## WORK ITEM
Read the entries below and pull out each line with the string "JSON".

[Web page and app entries]
════════════════
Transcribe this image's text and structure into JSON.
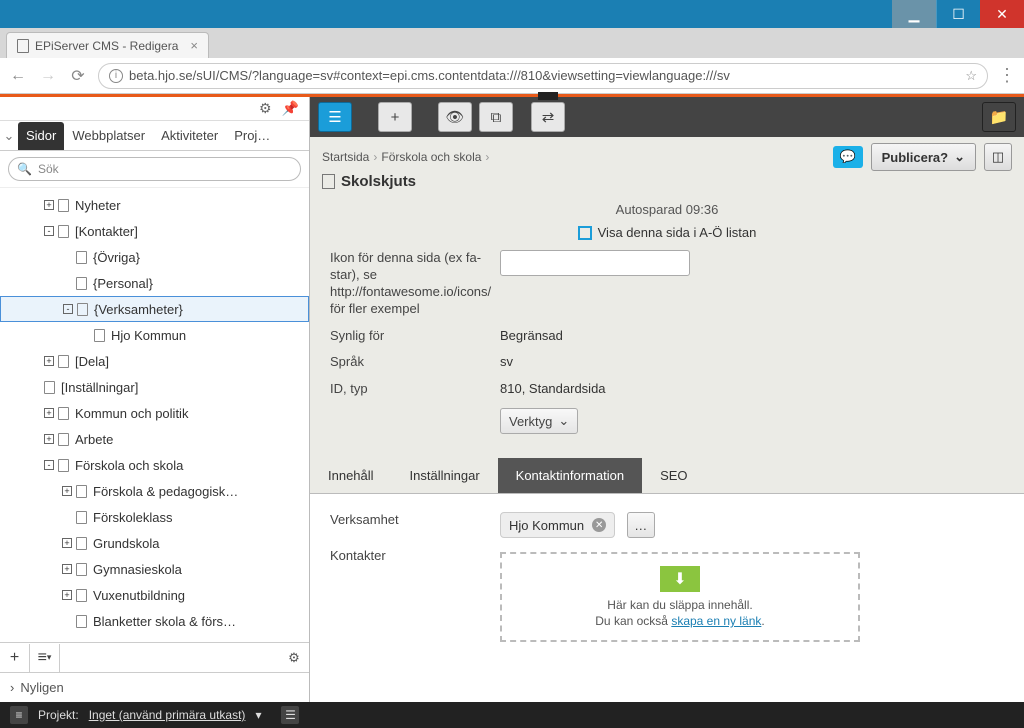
{
  "window": {
    "title": "EPiServer CMS - Redigera"
  },
  "browser": {
    "url": "beta.hjo.se/sUI/CMS/?language=sv#context=epi.cms.contentdata:///810&viewsetting=viewlanguage:///sv"
  },
  "left_panel": {
    "tabs": [
      "Sidor",
      "Webbplatser",
      "Aktiviteter",
      "Proj…"
    ],
    "active_tab": 0,
    "search_placeholder": "Sök",
    "tree": [
      {
        "label": "Nyheter",
        "depth": 1,
        "toggle": "+"
      },
      {
        "label": "[Kontakter]",
        "depth": 1,
        "toggle": "-"
      },
      {
        "label": "{Övriga}",
        "depth": 2,
        "toggle": null
      },
      {
        "label": "{Personal}",
        "depth": 2,
        "toggle": null
      },
      {
        "label": "{Verksamheter}",
        "depth": 2,
        "toggle": "-",
        "selected": true
      },
      {
        "label": "Hjo Kommun",
        "depth": 3,
        "toggle": null
      },
      {
        "label": "[Dela]",
        "depth": 1,
        "toggle": "+"
      },
      {
        "label": "[Inställningar]",
        "depth": 1,
        "toggle": null
      },
      {
        "label": "Kommun och politik",
        "depth": 1,
        "toggle": "+"
      },
      {
        "label": "Arbete",
        "depth": 1,
        "toggle": "+"
      },
      {
        "label": "Förskola och skola",
        "depth": 1,
        "toggle": "-"
      },
      {
        "label": "Förskola & pedagogisk…",
        "depth": 2,
        "toggle": "+"
      },
      {
        "label": "Förskoleklass",
        "depth": 2,
        "toggle": null
      },
      {
        "label": "Grundskola",
        "depth": 2,
        "toggle": "+"
      },
      {
        "label": "Gymnasieskola",
        "depth": 2,
        "toggle": "+"
      },
      {
        "label": "Vuxenutbildning",
        "depth": 2,
        "toggle": "+"
      },
      {
        "label": "Blanketter skola & förs…",
        "depth": 2,
        "toggle": null
      }
    ],
    "recent_label": "Nyligen"
  },
  "breadcrumb": [
    "Startsida",
    "Förskola och skola"
  ],
  "page_title": "Skolskjuts",
  "publish_label": "Publicera?",
  "autosave": "Autosparad 09:36",
  "form": {
    "checkbox_label": "Visa denna sida i A-Ö listan",
    "icon_label": "Ikon för denna sida (ex fa-star), se http://fontawesome.io/icons/ för fler exempel",
    "visible_label": "Synlig för",
    "visible_value": "Begränsad",
    "language_label": "Språk",
    "language_value": "sv",
    "id_label": "ID, typ",
    "id_value": "810, Standardsida",
    "tools_label": "Verktyg"
  },
  "edit_tabs": [
    "Innehåll",
    "Inställningar",
    "Kontaktinformation",
    "SEO"
  ],
  "edit_active": 2,
  "contact": {
    "verksamhet_label": "Verksamhet",
    "verksamhet_value": "Hjo Kommun",
    "kontakter_label": "Kontakter",
    "drop_text1": "Här kan du släppa innehåll.",
    "drop_text2a": "Du kan också ",
    "drop_link": "skapa en ny länk",
    "drop_text2b": "."
  },
  "footer": {
    "project_label": "Projekt:",
    "project_value": "Inget (använd primära utkast)"
  }
}
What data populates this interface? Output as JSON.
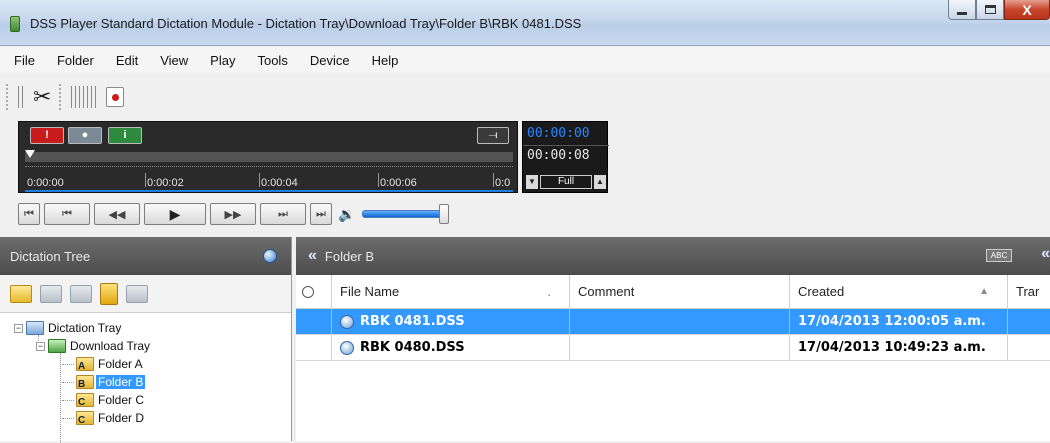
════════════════
## EXERCISE ANSWER
Transcribe this image's text and structure into JSON.
What data populates this interface? Output as JSON.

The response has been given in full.